Moment #11: Meeting a Belgian who was not weird. Well, not too weird. I didn't ask if he likes jazz...
Sunday morning got off to a good start as I thoroughly confused everyone by going to breakfast in my pyjamas. I really didn't think it was odd, but according to the various bamboozled faces it must be. ho hum.
Given the bleedin' English weather and my general intolerance to mornings, I opted out of the release walk, but buggered off back to the room to have a long hot bath and sink into one of my newly acquired books, before heading to lunch with my favourite South-West England based Kiwi
Moment #12: Swindon does not serve food on Sundays after 1pm. What did I say about never leaving London again?
I suspect that narrating the rest of our evening would mean giving away details of Alan's private life that he'd rather I didn't tell (bet that's piqued your curiosity) - needless to say I I used a combination of alcohol and physical torment to wheedle a few tasty titbits out of him.... about which my lips are sealed ;)
Noisy, Nosey Noodle xx


  1. You get all the good stuff, Noodle! No one ever comes to my part of Texas. Well, quite alot of tourists, but no authors of note.

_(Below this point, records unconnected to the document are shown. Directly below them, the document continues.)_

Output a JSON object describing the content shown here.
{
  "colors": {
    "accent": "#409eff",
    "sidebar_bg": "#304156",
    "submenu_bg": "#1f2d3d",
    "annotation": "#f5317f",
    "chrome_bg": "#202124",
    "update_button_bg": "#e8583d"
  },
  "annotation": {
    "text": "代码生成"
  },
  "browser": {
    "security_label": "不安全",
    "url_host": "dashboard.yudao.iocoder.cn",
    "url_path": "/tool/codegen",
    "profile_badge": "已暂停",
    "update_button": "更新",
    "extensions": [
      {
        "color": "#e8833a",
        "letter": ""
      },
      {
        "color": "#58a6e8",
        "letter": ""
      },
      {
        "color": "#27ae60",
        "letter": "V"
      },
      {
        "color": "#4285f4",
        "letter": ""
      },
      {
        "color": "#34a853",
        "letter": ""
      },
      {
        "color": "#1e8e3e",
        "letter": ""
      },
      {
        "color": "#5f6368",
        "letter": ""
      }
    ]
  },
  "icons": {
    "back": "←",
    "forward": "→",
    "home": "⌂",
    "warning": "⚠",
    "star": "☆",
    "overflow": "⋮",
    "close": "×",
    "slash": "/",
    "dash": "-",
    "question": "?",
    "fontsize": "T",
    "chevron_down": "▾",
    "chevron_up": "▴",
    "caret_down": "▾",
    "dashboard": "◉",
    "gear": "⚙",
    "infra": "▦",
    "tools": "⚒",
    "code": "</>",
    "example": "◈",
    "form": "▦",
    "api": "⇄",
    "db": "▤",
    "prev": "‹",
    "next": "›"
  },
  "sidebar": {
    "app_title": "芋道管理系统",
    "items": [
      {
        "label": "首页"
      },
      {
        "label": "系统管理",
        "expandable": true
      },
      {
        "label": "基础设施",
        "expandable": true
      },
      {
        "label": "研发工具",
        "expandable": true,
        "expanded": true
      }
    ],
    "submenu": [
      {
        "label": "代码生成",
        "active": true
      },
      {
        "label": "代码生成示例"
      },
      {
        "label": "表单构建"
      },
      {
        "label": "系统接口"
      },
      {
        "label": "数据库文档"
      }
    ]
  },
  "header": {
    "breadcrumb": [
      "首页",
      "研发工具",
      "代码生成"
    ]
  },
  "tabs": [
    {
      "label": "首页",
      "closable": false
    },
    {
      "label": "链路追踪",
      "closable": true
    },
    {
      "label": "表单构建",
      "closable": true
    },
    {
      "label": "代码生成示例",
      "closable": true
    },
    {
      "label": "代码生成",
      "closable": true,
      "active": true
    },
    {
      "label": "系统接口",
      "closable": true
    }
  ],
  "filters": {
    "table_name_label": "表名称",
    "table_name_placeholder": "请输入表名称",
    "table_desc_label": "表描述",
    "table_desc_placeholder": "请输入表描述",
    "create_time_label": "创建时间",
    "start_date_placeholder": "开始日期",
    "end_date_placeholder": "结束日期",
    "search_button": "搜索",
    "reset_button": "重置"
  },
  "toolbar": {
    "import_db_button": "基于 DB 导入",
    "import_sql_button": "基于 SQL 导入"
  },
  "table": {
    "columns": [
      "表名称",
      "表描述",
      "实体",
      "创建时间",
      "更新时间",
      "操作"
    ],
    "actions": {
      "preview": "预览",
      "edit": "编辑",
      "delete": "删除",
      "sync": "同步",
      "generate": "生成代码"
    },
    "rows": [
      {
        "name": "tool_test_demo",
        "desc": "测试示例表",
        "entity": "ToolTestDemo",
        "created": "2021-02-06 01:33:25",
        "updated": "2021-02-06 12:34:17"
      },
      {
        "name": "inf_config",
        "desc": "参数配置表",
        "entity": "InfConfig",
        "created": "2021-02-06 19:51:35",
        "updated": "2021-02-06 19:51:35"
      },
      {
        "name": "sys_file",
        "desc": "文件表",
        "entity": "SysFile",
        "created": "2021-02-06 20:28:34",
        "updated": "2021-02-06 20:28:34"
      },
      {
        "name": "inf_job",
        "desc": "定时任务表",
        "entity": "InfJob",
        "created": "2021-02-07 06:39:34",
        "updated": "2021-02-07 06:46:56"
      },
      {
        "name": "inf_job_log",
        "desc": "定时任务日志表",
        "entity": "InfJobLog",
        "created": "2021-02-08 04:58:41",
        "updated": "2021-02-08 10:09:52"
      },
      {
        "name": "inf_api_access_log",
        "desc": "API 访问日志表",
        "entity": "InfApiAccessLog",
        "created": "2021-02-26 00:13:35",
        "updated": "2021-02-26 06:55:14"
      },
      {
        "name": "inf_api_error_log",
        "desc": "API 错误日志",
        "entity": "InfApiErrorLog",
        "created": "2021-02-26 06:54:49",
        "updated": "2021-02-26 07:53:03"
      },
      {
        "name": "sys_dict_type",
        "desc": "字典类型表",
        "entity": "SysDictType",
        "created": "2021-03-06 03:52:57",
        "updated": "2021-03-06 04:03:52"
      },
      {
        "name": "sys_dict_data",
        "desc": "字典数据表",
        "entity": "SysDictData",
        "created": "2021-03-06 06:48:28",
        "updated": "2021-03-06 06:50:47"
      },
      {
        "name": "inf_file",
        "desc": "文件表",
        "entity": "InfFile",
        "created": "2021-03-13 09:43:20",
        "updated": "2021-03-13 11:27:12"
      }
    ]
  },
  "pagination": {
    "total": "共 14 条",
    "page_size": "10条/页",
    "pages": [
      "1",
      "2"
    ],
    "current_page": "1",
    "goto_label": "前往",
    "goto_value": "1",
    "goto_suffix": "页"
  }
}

  2. Bookcrossers are weird? Now you tell me! All this time I thought I just didn't handle convention crowds well. *intentionallynosmileyface*